Electrical cooperative asks members how best to increase ratesLake Country Power, the electricity supplier for much of rural Northeastern Minnesota is asking its member customers to decide exactly how they would like their electrical rates raised. They don’t, however, have the choice not to raise rates.
By: Jana Peterson, Pine Journal
The electricity supplier for much of rural Northeastern Minnesota is asking its member customers to decide exactly how they would like their electrical rates raised. They don’t, however, have the choice not to raise rates.
All 43,000-plus members of the Lake Country Power Co-op should have their ballots in hand by now, after mailings went out early last week.
Members can choose between three options in what will be an advisory vote to the Lake Country Power Board.
+ Option 1 essentially decreases rates for actual kilowatt-hours (kWh) per month, but increases facilities charges to $42 per month, up from the current $22.50 per month.
+ Option 2 decreases the kWh charge only slightly, and raises the monthly facility charge to $32 per month.
+ Option 3 increases the kWh charge and raises the monthly facilities charge to $27.50 per month.
Board members are recommending members vote for Option 1, because they say it is the fairest way for members to pay for electricity.
“In 2011, we sent 55,000 bills that had zero electrical usage,” LCP General Manager Greg Randa said. “It costs us $42 a month [on average] to maintain service to a place each month. They pay $22.50 for their facilities charge, which means we’re short $19.50.”
Randa explains the first option as “equalizing the cost of distribution,” making the point that it costs the cooperative a tremendous amount of money to maintain the many miles of electrical lines to its mostly rural customers. By increasing the facilities charge, each customer pays the average cost of getting electricity to his or her home.
While most people who live in their homes year round could see decreases under Option 1, those who don’t use electricity each month will see substantial increases.
Member Patrick Stevens, who only lives in his Moose Lake home part-time, doesn’t like the board’s preferred option because he thinks it unfairly raises rates on seasonal, part-time and recreational users while likely lowering the power bills of people who actually use a greater amount of energy.
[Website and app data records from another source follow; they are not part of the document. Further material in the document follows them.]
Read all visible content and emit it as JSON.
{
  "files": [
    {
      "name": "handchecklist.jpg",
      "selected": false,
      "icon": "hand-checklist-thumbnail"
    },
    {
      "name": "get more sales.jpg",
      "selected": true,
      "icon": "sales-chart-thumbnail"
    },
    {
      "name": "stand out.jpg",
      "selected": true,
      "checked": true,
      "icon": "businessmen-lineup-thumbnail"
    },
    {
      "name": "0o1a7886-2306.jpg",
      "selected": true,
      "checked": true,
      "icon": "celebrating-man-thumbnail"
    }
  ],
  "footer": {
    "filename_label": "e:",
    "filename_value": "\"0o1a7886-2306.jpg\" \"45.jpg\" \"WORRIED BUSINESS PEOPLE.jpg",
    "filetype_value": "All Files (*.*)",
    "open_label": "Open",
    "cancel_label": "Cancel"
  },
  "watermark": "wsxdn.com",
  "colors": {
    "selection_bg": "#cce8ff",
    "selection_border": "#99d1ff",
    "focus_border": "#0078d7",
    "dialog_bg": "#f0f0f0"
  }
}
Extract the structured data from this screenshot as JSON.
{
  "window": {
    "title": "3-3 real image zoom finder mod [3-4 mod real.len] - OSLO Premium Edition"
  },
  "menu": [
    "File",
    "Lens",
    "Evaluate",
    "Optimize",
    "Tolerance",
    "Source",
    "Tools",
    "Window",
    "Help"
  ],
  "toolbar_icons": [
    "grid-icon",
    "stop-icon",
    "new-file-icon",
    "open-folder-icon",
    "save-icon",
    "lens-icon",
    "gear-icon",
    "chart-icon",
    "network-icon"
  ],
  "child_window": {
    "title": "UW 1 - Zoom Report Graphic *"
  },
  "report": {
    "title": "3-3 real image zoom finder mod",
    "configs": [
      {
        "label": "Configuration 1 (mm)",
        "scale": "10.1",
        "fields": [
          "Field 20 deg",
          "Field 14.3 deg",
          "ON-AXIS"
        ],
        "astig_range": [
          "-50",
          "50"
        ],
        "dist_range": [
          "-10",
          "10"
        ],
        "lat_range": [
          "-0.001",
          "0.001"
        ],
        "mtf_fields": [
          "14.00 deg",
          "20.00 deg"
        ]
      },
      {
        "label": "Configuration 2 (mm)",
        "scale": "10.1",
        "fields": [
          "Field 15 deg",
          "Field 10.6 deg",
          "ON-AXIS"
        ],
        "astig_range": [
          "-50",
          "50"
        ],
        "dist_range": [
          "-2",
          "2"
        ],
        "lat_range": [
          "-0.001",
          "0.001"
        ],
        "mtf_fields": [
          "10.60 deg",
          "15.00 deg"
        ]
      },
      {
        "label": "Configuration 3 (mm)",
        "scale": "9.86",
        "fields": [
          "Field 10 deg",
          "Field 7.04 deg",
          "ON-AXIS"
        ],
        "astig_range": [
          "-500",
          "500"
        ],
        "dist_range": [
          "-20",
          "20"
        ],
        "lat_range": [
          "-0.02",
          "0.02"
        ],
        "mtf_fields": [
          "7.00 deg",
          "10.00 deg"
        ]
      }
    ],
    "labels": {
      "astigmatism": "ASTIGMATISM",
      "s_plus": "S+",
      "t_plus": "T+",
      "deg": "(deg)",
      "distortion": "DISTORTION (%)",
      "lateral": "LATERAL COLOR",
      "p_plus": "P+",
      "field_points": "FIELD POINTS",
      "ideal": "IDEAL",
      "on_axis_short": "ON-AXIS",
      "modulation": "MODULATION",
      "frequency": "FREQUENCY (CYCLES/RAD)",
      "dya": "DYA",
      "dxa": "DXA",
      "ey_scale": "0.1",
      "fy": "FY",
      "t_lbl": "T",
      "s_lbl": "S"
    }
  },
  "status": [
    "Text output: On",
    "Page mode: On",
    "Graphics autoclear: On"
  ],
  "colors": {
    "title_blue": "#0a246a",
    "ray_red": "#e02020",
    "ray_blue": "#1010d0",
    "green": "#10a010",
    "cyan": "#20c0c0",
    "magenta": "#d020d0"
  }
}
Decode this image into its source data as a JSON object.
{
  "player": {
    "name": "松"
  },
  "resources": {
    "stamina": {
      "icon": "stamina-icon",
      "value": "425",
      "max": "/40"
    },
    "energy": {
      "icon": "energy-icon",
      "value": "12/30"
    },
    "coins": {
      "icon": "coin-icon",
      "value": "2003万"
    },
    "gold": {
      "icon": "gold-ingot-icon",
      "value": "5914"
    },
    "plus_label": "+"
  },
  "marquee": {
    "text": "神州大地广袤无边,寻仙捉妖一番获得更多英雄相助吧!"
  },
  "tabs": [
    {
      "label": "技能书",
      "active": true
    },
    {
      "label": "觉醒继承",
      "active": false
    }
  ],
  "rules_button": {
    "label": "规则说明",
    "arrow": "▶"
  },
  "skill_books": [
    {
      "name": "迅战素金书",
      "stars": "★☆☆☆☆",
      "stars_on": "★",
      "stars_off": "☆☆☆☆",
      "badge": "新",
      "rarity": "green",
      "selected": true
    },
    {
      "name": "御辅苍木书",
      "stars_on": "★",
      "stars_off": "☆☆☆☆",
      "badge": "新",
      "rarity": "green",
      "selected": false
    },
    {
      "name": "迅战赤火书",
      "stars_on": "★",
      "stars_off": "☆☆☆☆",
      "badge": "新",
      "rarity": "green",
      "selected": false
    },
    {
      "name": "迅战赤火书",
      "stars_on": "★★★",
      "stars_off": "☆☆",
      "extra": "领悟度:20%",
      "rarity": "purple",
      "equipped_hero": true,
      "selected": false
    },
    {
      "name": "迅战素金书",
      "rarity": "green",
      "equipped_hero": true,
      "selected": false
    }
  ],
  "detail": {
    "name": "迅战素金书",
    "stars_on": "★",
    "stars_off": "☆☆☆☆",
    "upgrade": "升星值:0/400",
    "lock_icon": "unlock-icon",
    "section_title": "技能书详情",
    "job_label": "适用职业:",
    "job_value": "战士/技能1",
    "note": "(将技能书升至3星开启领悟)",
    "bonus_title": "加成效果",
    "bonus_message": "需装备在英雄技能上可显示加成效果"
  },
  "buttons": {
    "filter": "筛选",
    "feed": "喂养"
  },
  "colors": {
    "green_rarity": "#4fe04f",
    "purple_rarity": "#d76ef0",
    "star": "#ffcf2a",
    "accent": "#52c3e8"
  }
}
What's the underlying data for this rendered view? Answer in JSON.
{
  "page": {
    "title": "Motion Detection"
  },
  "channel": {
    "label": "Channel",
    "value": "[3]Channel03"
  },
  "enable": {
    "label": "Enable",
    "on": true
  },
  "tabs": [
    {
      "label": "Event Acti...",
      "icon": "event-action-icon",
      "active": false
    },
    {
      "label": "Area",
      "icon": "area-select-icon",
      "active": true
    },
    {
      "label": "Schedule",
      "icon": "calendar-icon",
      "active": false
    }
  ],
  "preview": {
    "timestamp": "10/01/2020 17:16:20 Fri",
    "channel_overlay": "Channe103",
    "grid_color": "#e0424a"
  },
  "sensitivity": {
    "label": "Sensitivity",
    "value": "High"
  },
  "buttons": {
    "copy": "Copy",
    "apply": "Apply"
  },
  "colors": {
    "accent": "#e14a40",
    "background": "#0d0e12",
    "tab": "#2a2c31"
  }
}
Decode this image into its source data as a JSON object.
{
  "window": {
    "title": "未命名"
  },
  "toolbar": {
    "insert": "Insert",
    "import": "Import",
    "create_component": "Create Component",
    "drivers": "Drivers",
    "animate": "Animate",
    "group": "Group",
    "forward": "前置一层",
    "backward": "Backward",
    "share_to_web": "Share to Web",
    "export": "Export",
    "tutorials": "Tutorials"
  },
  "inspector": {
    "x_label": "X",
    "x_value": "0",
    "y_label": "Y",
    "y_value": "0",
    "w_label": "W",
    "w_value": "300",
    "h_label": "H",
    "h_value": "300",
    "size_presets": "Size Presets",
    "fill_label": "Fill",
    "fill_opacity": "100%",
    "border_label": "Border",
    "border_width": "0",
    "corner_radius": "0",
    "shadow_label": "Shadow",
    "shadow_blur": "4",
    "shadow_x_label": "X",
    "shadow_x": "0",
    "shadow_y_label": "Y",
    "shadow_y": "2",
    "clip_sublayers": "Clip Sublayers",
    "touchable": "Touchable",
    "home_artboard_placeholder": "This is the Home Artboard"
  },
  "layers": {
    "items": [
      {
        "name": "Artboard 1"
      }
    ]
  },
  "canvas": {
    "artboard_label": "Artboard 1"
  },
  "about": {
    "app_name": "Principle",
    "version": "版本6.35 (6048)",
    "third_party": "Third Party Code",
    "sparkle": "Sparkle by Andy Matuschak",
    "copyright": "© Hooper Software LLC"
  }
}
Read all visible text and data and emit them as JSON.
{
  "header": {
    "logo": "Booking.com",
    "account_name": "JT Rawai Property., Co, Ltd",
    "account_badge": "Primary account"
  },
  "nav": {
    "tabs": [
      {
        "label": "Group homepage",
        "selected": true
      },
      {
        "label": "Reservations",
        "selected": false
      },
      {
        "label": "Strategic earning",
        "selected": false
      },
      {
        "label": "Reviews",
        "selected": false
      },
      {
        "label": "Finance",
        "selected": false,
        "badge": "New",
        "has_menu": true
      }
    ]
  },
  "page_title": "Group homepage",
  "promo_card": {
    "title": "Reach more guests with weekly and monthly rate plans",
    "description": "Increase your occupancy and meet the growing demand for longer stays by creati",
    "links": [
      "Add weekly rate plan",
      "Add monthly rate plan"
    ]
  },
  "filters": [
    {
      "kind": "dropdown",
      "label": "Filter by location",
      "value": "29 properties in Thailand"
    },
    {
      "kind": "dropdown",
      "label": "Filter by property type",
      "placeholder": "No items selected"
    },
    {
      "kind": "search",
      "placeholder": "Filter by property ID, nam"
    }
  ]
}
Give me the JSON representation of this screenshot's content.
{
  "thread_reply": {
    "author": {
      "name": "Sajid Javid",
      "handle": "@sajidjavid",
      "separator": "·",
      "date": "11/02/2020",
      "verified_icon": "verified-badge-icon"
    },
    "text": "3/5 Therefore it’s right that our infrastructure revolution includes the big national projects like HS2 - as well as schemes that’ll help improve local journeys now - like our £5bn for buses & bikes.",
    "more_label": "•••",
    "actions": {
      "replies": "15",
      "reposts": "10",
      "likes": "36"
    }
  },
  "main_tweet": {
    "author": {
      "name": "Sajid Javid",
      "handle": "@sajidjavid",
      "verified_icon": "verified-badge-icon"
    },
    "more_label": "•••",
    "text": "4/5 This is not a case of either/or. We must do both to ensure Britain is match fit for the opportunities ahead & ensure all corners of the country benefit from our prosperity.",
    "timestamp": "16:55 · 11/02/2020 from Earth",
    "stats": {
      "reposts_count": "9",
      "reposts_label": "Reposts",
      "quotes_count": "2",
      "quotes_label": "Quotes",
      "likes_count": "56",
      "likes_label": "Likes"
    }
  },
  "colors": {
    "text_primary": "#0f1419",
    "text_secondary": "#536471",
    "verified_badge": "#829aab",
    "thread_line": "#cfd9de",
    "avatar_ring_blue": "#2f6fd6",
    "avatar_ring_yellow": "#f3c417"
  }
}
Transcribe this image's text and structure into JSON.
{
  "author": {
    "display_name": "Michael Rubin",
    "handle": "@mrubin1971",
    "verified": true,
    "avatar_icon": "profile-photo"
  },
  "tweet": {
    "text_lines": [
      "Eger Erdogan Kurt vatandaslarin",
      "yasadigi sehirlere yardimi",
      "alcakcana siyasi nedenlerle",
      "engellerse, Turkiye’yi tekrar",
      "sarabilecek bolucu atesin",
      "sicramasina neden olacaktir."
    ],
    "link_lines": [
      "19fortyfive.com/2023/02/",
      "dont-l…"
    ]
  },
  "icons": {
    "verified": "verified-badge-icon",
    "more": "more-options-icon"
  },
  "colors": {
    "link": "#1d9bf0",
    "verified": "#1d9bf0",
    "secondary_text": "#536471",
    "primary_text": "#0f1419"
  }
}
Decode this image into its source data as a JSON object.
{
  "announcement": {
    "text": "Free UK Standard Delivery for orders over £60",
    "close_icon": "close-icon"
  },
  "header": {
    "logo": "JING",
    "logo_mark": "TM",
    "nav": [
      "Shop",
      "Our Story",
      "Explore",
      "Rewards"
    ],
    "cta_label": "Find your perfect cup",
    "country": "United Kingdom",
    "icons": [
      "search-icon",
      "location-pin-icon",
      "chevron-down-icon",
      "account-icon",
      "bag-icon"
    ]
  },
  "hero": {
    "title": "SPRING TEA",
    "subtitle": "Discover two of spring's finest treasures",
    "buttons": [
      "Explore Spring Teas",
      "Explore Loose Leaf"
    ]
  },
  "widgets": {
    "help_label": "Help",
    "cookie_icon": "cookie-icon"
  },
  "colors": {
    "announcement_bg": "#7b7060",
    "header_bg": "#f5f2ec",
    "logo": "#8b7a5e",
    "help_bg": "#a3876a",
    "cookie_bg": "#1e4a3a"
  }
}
Members are encouraged to either mail their ballots by June 5 or bring their ballots to the annual meeting Saturday, June 9, in the Cromwell High School gymnasium. Registration starts at 8:30 a.m.
For more information on Lake Country Power or the upcoming vote, visit www.lakecountrypower.coop or call 1-800-421-9959. For opinions on the upcoming vote, turn to page A4. The Pine Journal also previously published an opinion piece by LCP Board member Sherm Liimatainen.